  • Outsole: The outsole provides bottom coverage for the track shoe. Depending on the track event, the outsole may or may not have a spike plate, which is used for attaching the spike pins to the shoe.
  • Spike pins or spikes: These are small pointed attachments that aid in gripping the track surface. Spike pins vary in type, size (pin width), and number depending on the event it is used for.

Track shoes vs running shoes: 3 key differences

Although track-and-field as a sport includes running events, the shoe used for those is different than the typical running shoe. Each shoe has its particular design and purpose, which we can differentiate through the following:

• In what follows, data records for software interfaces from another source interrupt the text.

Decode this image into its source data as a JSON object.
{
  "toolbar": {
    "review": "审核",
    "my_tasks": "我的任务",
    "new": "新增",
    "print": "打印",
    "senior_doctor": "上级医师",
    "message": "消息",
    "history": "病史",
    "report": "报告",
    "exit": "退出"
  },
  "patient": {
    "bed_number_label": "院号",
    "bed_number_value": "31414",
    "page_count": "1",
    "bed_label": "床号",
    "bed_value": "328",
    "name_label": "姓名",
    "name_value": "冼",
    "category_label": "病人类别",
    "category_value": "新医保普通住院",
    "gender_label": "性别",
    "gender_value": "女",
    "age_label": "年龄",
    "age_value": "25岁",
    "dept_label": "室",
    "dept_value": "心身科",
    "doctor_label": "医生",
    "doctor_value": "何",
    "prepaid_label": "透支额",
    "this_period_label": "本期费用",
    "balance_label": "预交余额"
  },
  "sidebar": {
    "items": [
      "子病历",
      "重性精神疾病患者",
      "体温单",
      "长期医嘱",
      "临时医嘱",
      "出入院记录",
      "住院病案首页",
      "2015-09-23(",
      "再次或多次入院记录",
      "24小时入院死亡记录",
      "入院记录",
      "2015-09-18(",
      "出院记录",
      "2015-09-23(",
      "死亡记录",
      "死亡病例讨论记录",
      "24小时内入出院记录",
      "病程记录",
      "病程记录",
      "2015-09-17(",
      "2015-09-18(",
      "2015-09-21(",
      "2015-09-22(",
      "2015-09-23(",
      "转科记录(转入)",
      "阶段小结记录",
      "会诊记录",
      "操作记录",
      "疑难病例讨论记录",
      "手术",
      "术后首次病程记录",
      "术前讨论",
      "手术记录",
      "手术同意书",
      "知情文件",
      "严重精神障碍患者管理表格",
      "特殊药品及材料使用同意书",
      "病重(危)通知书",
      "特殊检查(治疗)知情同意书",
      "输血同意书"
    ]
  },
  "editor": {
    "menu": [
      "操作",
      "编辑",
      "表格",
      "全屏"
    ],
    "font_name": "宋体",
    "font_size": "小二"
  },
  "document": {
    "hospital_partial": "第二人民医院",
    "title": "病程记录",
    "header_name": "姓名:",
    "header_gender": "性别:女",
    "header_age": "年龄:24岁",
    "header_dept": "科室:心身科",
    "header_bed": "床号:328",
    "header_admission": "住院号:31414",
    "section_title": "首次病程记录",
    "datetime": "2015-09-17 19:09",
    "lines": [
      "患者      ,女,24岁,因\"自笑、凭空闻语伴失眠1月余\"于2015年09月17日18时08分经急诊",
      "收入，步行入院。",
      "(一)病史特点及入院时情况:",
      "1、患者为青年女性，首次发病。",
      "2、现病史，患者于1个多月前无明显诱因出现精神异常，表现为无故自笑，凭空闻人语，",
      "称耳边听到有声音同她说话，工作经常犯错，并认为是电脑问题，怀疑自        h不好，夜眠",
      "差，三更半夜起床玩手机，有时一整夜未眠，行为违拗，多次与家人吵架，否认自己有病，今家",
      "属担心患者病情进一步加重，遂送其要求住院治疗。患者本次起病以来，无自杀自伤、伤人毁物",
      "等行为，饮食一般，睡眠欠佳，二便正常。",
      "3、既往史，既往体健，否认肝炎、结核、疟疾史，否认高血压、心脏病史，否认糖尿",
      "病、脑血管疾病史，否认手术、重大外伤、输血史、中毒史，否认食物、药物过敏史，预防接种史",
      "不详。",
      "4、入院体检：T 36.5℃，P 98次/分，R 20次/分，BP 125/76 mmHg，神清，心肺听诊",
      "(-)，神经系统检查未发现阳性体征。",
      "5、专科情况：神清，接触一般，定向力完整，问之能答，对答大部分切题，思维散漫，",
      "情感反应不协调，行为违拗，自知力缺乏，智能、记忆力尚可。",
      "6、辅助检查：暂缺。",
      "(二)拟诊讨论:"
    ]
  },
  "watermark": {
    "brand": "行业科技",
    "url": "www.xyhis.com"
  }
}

  • Weight: Track and field shoes are significantly lighter than running shoes. They use fewer materials and are relatively smaller in figure because they are meant to make the runner go faster.
  • Structure: Track spikes for running events are thin and minimal. On the other hand, running shoes are plush and substantial as it focuses on underfoot cushioning and arch support.
  • Anatomy: The most noticeable difference between track shoes and running shoes is the use of spikes. Track shoes for running use spike pins to make the forefoot higher and encourage forefoot striking.

Track and field shoe categories

The various events within the track-and-field sport are distinctive from one another and, as such, requires the use of different shoes. Here are the types of track spikes and the notable qualities of each one:

Running events

Jumping events

Throwing events

Frequently asked questions

Are spike pins important in track shoes?

There is no absolute rule that track and field shoes should be used with spike pins. Additionally, not all track shoes are used with spike pins. When used accordingly, spike pins improve traction and support.

Are socks important?

You might be hesitant to use socks because track shoes are intended to fit snugly on its own. Socks are not important. Many athletes prefer not to wear socks because it makes the fit of the shoe too tight and the movements uncomfortable.

The best track & Field shoes in every category

Now, are you ready to buy track & field shoes?

Author
Jens Jakob Andersen
Jens Jakob Andersen

Jens Jakob is a fan of short distances with a 5K PR at 15:58 minutes. Based on 35 million race results, he's among the fastest 0.2% runners. Jens Jakob previously owned a running store, when he was also a competitive runner. His work is regularly featured in The New York Times, Washington Post, BBC and the likes as well as peer-reviewed journals. Finally, he has been a guest on +30 podcasts on running.

jens@runrepeat.com